_EXERCISE OBJECTIVE_.
Start at the top of the records below and copy them exactly to the end.
[[ RECORDS TO USE, beginning ]]
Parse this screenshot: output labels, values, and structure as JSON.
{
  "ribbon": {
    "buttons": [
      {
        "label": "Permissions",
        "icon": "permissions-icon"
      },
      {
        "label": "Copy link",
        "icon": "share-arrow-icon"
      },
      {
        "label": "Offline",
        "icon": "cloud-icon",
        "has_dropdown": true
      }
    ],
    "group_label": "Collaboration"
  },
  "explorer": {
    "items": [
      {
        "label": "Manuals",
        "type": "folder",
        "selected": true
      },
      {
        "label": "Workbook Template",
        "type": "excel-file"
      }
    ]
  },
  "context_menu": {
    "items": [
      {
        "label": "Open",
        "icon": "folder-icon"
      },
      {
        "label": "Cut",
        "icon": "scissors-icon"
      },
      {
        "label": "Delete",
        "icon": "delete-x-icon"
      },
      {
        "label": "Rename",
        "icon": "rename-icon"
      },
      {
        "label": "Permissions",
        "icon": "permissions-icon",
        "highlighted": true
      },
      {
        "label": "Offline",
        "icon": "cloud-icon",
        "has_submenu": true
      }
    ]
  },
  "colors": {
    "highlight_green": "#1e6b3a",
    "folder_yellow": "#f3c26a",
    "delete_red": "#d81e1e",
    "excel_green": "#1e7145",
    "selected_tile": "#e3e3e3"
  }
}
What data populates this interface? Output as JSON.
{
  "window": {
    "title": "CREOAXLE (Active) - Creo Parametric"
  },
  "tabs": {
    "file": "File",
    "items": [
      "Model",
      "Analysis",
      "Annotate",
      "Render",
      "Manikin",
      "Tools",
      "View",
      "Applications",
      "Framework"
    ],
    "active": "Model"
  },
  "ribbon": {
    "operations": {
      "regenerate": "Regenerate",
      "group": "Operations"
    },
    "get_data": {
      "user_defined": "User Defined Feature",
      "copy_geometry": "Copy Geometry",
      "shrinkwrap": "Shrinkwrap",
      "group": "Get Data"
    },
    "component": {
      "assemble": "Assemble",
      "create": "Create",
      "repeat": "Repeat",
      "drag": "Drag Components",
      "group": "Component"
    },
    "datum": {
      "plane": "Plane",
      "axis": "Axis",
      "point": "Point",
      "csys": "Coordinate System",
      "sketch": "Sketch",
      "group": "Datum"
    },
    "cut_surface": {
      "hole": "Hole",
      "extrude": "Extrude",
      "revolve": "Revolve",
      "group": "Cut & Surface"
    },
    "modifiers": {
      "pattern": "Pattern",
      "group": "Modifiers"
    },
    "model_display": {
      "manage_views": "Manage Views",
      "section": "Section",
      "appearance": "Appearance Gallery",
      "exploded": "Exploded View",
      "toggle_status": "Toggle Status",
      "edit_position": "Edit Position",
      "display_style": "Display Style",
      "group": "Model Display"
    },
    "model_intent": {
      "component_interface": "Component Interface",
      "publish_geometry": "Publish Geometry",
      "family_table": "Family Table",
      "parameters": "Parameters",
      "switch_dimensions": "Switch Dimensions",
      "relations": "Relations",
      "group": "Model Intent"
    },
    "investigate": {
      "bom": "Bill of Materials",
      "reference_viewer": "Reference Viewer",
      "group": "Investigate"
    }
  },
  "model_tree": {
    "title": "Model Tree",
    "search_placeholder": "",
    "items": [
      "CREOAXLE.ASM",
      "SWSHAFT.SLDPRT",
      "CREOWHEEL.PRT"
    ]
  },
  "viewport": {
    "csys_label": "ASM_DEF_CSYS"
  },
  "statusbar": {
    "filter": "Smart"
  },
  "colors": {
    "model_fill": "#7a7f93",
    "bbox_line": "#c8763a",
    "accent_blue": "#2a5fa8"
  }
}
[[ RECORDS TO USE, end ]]
_SOLUTION FOR THIS EXERCISE_.
Parse this screenshot: output labels, values, and structure as JSON.
{
  "ribbon": {
    "buttons": [
      {
        "label": "Permissions",
        "icon": "permissions-icon"
      },
      {
        "label": "Copy link",
        "icon": "share-arrow-icon"
      },
      {
        "label": "Offline",
        "icon": "cloud-icon",
        "has_dropdown": true
      }
    ],
    "group_label": "Collaboration"
  },
  "explorer": {
    "items": [
      {
        "label": "Manuals",
        "type": "folder",
        "selected": true
      },
      {
        "label": "Workbook Template",
        "type": "excel-file"
      }
    ]
  },
  "context_menu": {
    "items": [
      {
        "label": "Open",
        "icon": "folder-icon"
      },
      {
        "label": "Cut",
        "icon": "scissors-icon"
      },
      {
        "label": "Delete",
        "icon": "delete-x-icon"
      },
      {
        "label": "Rename",
        "icon": "rename-icon"
      },
      {
        "label": "Permissions",
        "icon": "permissions-icon",
        "highlighted": true
      },
      {
        "label": "Offline",
        "icon": "cloud-icon",
        "has_submenu": true
      }
    ]
  },
  "colors": {
    "highlight_green": "#1e6b3a",
    "folder_yellow": "#f3c26a",
    "delete_red": "#d81e1e",
    "excel_green": "#1e7145",
    "selected_tile": "#e3e3e3"
  }
}
What data populates this interface? Output as JSON.
{
  "window": {
    "title": "CREOAXLE (Active) - Creo Parametric"
  },
  "tabs": {
    "file": "File",
    "items": [
      "Model",
      "Analysis",
      "Annotate",
      "Render",
      "Manikin",
      "Tools",
      "View",
      "Applications",
      "Framework"
    ],
    "active": "Model"
  },
  "ribbon": {
    "operations": {
      "regenerate": "Regenerate",
      "group": "Operations"
    },
    "get_data": {
      "user_defined": "User Defined Feature",
      "copy_geometry": "Copy Geometry",
      "shrinkwrap": "Shrinkwrap",
      "group": "Get Data"
    },
    "component": {
      "assemble": "Assemble",
      "create": "Create",
      "repeat": "Repeat",
      "drag": "Drag Components",
      "group": "Component"
    },
    "datum": {
      "plane": "Plane",
      "axis": "Axis",
      "point": "Point",
      "csys": "Coordinate System",
      "sketch": "Sketch",
      "group": "Datum"
    },
    "cut_surface": {
      "hole": "Hole",
      "extrude": "Extrude",
      "revolve": "Revolve",
      "group": "Cut & Surface"
    },
    "modifiers": {
      "pattern": "Pattern",
      "group": "Modifiers"
    },
    "model_display": {
      "manage_views": "Manage Views",
      "section": "Section",
      "appearance": "Appearance Gallery",
      "exploded": "Exploded View",
      "toggle_status": "Toggle Status",
      "edit_position": "Edit Position",
      "display_style": "Display Style",
      "group": "Model Display"
    },
    "model_intent": {
      "component_interface": "Component Interface",
      "publish_geometry": "Publish Geometry",
      "family_table": "Family Table",
      "parameters": "Parameters",
      "switch_dimensions": "Switch Dimensions",
      "relations": "Relations",
      "group": "Model Intent"
    },
    "investigate": {
      "bom": "Bill of Materials",
      "reference_viewer": "Reference Viewer",
      "group": "Investigate"
    }
  },
  "model_tree": {
    "title": "Model Tree",
    "search_placeholder": "",
    "items": [
      "CREOAXLE.ASM",
      "SWSHAFT.SLDPRT",
      "CREOWHEEL.PRT"
    ]
  },
  "viewport": {
    "csys_label": "ASM_DEF_CSYS"
  },
  "statusbar": {
    "filter": "Smart"
  },
  "colors": {
    "model_fill": "#7a7f93",
    "bbox_line": "#c8763a",
    "accent_blue": "#2a5fa8"
  }
}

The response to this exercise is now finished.